Work to complete:
Below is a block of entries; repeat all of it exactly but omit the pictures.

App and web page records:
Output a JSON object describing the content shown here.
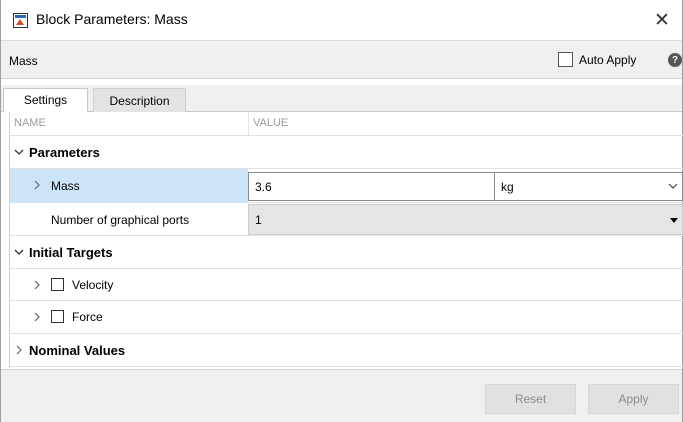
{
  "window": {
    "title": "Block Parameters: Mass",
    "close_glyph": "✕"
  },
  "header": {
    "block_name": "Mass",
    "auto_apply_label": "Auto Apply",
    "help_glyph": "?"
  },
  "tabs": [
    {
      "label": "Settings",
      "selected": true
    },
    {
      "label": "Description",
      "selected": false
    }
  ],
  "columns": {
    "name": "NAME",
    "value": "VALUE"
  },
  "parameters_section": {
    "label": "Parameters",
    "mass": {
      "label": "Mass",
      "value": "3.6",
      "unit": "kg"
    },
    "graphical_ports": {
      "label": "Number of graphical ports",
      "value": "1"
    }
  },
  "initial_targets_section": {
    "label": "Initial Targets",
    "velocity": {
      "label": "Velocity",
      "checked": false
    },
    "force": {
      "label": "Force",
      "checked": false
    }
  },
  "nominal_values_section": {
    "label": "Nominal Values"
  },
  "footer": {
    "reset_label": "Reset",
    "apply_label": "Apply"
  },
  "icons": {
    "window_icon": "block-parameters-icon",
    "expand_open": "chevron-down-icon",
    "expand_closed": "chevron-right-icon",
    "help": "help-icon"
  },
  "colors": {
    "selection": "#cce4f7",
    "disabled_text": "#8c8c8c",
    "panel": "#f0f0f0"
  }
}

Reply:
Output a JSON object describing the content shown here.
{
  "window": {
    "title": "Block Parameters: Mass",
    "close_glyph": "✕"
  },
  "header": {
    "block_name": "Mass",
    "auto_apply_label": "Auto Apply",
    "help_glyph": "?"
  },
  "tabs": [
    {
      "label": "Settings",
      "selected": true
    },
    {
      "label": "Description",
      "selected": false
    }
  ],
  "columns": {
    "name": "NAME",
    "value": "VALUE"
  },
  "parameters_section": {
    "label": "Parameters",
    "mass": {
      "label": "Mass",
      "value": "3.6",
      "unit": "kg"
    },
    "graphical_ports": {
      "label": "Number of graphical ports",
      "value": "1"
    }
  },
  "initial_targets_section": {
    "label": "Initial Targets",
    "velocity": {
      "label": "Velocity",
      "checked": false
    },
    "force": {
      "label": "Force",
      "checked": false
    }
  },
  "nominal_values_section": {
    "label": "Nominal Values"
  },
  "footer": {
    "reset_label": "Reset",
    "apply_label": "Apply"
  },
  "icons": {
    "window_icon": "block-parameters-icon",
    "expand_open": "chevron-down-icon",
    "expand_closed": "chevron-right-icon",
    "help": "help-icon"
  },
  "colors": {
    "selection": "#cce4f7",
    "disabled_text": "#8c8c8c",
    "panel": "#f0f0f0"
  }
}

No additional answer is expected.